“I am genuinely excited to receive the Stephanie Davis Waste Reduction and Pollution Prevention Award and Scholarship and be among other passionate environmental stewards that strive every day to make sustainable practices a priority, to “first do no harm,” and to stand up for what they stand on,” Dolan said.
Kate Gottlieb is the sustainability program coordinator for Virginia Mason Memorial Hospital. Her education in public health drives her passion for environmental sustainability and environmental change to influence behavior change.
“Now that I am a mother, going to work every day has a new meaning.” Gottlieb said. “I am determined to help minimize our footprint for the next generation.”
Sarah Hsu is a first-year medical student at Brown University’s Warren Alpert Medical School, where she founded of the Environmental Coalition to address sustainability and waste reduction at the medical school. She is also leading the charge on an elective to incorporate climate change education into the medical school's curriculum.
“I feel incredibly grateful to receive this award and humbled by the opportunity to attend CleanMed this year,” Hsu said.
Daniel Mukonde is a Zambian national who’s been working in the health care waste management sector for a decade in the poorest communities of Lusaka, where there are no medical waste management services and inadequate waste disposal facilities. With others, he started a community project to manage medical waste in a more sustainable manner, which ultimately developed into a company called Waste Master to try and address the medical waste management needs of small, private sector health care facilities.

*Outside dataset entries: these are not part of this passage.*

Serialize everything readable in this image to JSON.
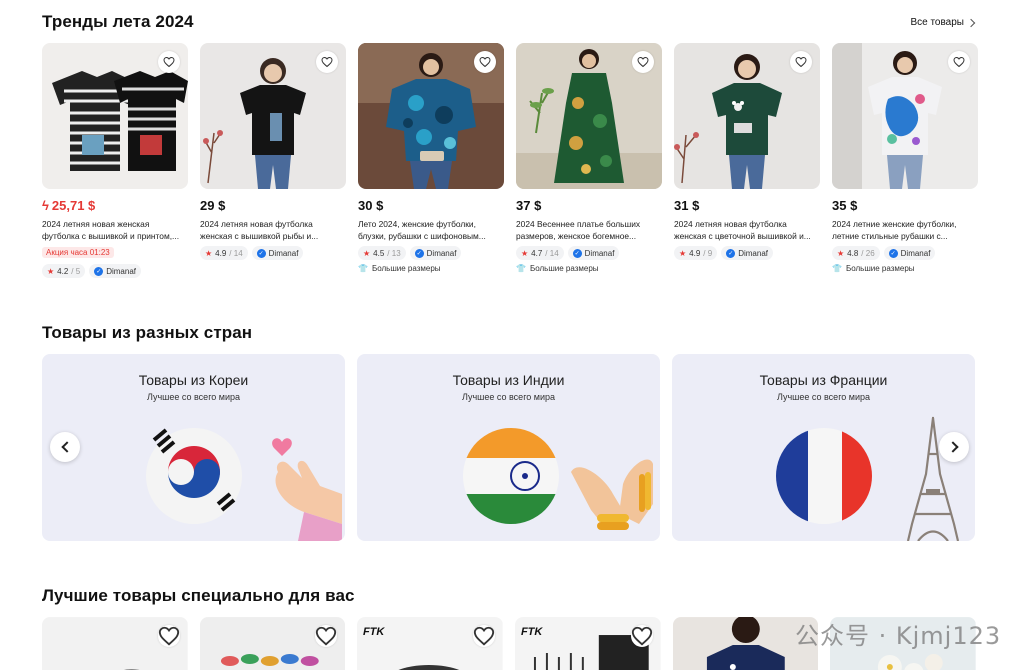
{
  "sections": {
    "trends_title": "Тренды лета 2024",
    "see_all": "Все товары",
    "countries_title": "Товары из разных стран",
    "best_title": "Лучшие товары специально для вас"
  },
  "products": [
    {
      "price": "25,71 $",
      "sale": true,
      "desc": "2024 летняя новая женская футболка с вышивкой и принтом,...",
      "promo": "Акция часа 01:23",
      "rating": "4.2",
      "reviews": "/ 5",
      "seller": "Dimanaf",
      "tag": ""
    },
    {
      "price": "29 $",
      "sale": false,
      "desc": "2024 летняя новая футболка женская с вышивкой рыбы и...",
      "promo": "",
      "rating": "4.9",
      "reviews": "/ 14",
      "seller": "Dimanaf",
      "tag": ""
    },
    {
      "price": "30 $",
      "sale": false,
      "desc": "Лето 2024, женские футболки, блузки, рубашки с шифоновым...",
      "promo": "",
      "rating": "4.5",
      "reviews": "/ 13",
      "seller": "Dimanaf",
      "tag": "Большие размеры"
    },
    {
      "price": "37 $",
      "sale": false,
      "desc": "2024 Весеннее платье больших размеров, женское богемное...",
      "promo": "",
      "rating": "4.7",
      "reviews": "/ 14",
      "seller": "Dimanaf",
      "tag": "Большие размеры"
    },
    {
      "price": "31 $",
      "sale": false,
      "desc": "2024 летняя новая футболка женская с цветочной вышивкой и...",
      "promo": "",
      "rating": "4.9",
      "reviews": "/ 9",
      "seller": "Dimanaf",
      "tag": ""
    },
    {
      "price": "35 $",
      "sale": false,
      "desc": "2024 летние женские футболки, летние стильные рубашки с...",
      "promo": "",
      "rating": "4.8",
      "reviews": "/ 26",
      "seller": "Dimanaf",
      "tag": "Большие размеры"
    }
  ],
  "countries": [
    {
      "title": "Товары из Кореи",
      "subtitle": "Лучшее со всего мира"
    },
    {
      "title": "Товары из Индии",
      "subtitle": "Лучшее со всего мира"
    },
    {
      "title": "Товары из Франции",
      "subtitle": "Лучшее со всего мира"
    }
  ],
  "bottom_brands": [
    "",
    "",
    "FTK",
    "FTK",
    "",
    ""
  ],
  "watermark": "公众号 · Kjmj123",
  "colors": {
    "sale": "#e53935",
    "verified": "#1e73e8",
    "country_bg": "#ecedf7"
  }
}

“It is so humbling to realize that the little effort we put into health care sustainability in our community can be so impactful to society,” Mukonde said.